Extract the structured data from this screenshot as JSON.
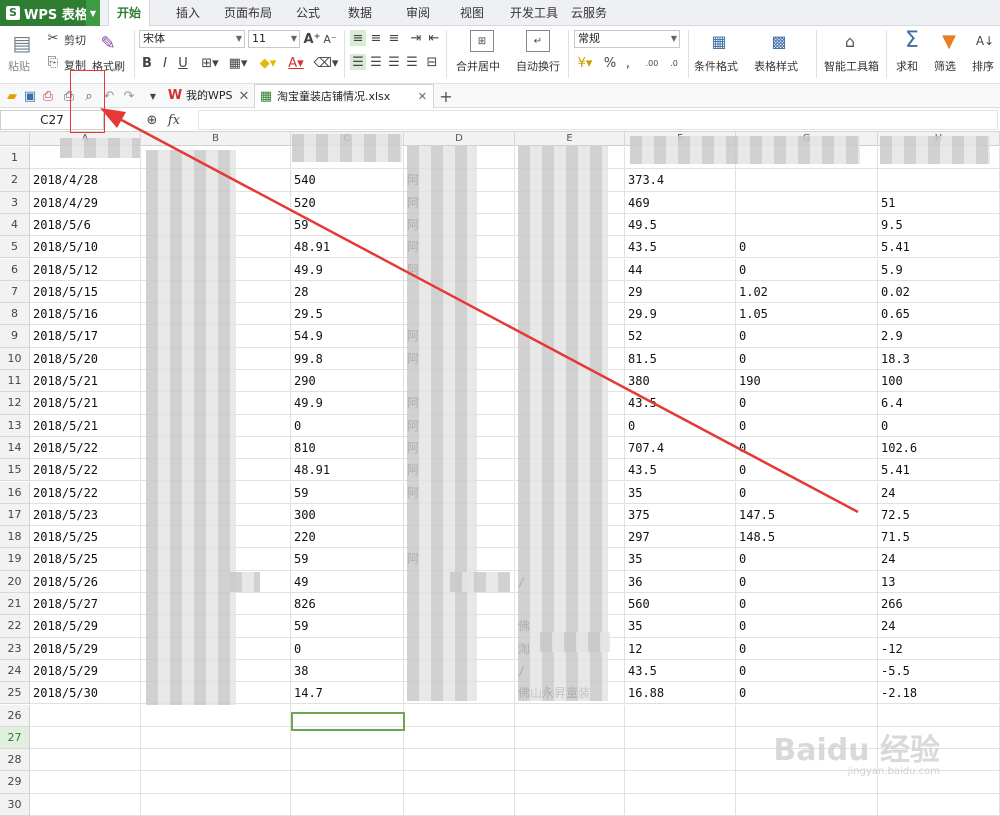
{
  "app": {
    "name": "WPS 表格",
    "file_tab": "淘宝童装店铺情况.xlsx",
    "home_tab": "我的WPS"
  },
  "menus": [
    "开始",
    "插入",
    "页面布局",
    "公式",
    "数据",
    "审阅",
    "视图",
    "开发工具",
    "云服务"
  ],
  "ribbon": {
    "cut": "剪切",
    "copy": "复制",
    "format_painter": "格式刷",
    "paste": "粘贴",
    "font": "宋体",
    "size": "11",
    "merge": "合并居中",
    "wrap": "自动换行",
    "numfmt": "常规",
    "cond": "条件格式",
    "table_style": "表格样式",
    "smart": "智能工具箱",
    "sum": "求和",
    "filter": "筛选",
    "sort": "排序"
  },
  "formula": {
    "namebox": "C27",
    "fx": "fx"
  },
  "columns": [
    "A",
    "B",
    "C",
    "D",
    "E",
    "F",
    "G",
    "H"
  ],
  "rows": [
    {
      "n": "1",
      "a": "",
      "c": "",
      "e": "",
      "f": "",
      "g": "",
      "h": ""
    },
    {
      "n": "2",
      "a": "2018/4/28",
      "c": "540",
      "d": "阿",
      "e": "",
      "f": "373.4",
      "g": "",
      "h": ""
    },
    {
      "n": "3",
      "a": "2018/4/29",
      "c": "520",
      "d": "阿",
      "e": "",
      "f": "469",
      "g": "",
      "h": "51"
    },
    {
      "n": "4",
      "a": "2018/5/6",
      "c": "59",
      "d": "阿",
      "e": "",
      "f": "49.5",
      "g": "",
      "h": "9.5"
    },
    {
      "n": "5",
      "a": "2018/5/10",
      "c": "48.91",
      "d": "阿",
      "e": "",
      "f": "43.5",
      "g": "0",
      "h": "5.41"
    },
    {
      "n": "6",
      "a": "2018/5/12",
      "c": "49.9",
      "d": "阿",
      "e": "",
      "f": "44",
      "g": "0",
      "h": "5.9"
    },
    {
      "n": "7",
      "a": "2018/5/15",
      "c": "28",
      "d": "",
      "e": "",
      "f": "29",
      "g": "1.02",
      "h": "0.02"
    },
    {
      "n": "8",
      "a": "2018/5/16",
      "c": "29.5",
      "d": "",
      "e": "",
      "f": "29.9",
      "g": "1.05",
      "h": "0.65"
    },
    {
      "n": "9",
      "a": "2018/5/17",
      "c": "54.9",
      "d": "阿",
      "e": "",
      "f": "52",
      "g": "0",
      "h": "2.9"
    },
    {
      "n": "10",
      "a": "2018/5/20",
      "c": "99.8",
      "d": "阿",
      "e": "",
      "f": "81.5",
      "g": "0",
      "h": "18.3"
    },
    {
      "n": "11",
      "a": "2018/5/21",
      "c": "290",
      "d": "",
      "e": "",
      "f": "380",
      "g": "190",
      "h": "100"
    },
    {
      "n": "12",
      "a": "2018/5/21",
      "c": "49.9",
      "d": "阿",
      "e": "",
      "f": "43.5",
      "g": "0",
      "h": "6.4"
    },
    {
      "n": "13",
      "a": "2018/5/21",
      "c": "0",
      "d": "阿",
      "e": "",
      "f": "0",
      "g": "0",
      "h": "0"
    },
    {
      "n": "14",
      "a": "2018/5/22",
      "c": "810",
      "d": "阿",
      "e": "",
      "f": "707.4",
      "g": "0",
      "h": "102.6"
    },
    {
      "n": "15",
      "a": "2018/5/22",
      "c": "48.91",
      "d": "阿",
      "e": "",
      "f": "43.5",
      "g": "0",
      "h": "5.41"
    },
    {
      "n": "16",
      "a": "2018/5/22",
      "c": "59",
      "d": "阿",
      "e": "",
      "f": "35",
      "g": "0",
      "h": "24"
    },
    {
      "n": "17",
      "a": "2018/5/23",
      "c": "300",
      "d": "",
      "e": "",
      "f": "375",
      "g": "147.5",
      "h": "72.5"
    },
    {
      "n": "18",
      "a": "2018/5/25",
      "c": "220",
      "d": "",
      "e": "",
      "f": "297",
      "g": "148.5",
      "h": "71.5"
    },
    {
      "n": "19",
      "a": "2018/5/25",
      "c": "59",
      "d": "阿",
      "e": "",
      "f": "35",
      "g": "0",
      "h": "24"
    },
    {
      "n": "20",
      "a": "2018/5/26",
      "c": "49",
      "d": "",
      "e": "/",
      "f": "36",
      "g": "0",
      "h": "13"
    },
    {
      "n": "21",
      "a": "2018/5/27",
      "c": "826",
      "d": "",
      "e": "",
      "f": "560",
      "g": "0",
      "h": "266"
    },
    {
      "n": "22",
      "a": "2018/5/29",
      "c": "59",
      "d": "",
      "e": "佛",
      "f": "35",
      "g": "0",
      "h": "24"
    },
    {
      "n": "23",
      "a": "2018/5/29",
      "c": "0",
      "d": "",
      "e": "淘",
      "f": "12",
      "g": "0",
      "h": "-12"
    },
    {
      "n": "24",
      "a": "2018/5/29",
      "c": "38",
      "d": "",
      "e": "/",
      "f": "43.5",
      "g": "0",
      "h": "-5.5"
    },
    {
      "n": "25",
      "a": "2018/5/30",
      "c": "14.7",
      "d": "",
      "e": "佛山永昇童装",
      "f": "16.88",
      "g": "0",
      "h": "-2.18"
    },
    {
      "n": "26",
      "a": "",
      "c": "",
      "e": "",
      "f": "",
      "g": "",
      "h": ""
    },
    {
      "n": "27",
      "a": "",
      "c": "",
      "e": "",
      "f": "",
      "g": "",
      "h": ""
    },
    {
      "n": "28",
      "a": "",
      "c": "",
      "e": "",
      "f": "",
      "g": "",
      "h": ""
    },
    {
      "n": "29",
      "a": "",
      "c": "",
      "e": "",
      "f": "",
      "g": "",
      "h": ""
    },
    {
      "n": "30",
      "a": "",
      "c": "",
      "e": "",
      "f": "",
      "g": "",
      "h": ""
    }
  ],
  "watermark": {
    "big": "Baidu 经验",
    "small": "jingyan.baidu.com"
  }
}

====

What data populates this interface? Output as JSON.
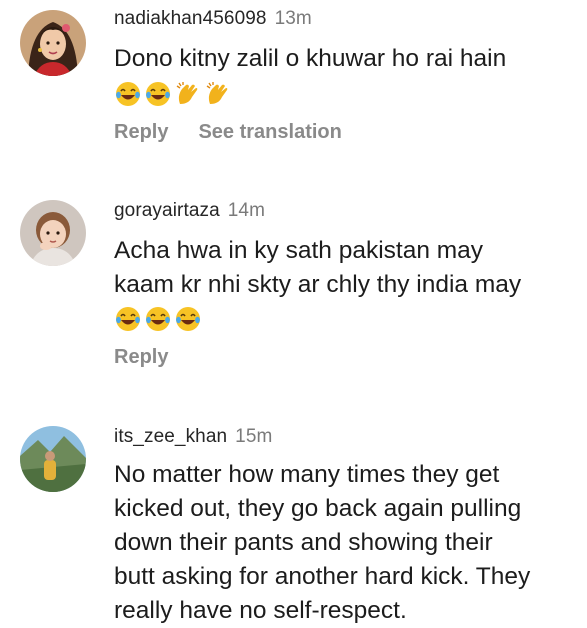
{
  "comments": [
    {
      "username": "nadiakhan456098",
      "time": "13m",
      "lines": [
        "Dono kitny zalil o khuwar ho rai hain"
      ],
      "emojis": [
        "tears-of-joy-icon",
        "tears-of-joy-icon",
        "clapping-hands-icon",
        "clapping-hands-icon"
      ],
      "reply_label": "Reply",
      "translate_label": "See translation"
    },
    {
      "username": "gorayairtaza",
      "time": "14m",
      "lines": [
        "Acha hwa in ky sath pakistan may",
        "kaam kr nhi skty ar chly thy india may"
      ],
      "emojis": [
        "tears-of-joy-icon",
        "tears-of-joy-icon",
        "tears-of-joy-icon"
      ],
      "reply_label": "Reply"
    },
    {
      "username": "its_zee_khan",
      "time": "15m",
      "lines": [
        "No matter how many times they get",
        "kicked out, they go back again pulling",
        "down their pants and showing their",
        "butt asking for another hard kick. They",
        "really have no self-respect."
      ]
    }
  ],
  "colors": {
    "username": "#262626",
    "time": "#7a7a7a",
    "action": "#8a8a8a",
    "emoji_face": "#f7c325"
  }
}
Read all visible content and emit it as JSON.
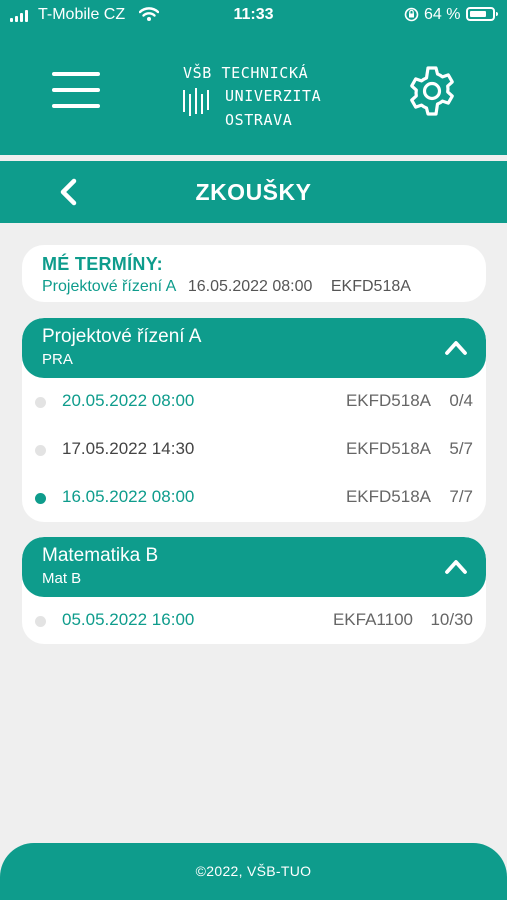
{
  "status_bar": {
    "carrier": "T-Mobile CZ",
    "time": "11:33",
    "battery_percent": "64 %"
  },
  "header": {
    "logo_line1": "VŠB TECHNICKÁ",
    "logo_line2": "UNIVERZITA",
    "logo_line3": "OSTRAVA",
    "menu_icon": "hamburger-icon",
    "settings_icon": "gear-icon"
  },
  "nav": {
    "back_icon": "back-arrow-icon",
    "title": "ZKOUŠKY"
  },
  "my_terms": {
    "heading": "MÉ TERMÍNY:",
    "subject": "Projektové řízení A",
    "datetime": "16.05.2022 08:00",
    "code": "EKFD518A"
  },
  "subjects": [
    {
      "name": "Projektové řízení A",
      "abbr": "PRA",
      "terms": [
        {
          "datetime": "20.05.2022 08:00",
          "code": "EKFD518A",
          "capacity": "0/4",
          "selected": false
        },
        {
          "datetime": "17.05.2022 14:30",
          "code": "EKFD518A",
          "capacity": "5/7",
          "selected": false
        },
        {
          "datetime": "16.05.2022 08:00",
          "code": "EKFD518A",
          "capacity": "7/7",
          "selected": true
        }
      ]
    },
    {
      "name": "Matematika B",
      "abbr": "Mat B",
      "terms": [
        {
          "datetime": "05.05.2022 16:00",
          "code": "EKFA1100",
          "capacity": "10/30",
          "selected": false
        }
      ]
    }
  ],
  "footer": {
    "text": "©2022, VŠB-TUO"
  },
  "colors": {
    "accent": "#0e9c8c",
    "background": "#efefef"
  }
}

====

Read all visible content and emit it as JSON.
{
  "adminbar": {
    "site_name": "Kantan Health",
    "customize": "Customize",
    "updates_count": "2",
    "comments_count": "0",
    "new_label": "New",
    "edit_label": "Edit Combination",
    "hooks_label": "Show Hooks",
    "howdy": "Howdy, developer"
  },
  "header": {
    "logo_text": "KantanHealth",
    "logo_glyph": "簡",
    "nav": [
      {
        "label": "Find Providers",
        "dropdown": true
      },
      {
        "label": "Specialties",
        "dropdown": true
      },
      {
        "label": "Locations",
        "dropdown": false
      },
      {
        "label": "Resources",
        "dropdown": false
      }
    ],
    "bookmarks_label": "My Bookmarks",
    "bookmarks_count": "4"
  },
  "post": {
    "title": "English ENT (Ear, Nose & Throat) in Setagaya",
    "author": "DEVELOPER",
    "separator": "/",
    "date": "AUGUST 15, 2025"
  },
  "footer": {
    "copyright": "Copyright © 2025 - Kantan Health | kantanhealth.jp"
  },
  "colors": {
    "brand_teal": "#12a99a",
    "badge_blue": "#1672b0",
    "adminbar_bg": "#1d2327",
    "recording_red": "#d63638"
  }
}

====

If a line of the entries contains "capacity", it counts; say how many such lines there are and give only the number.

4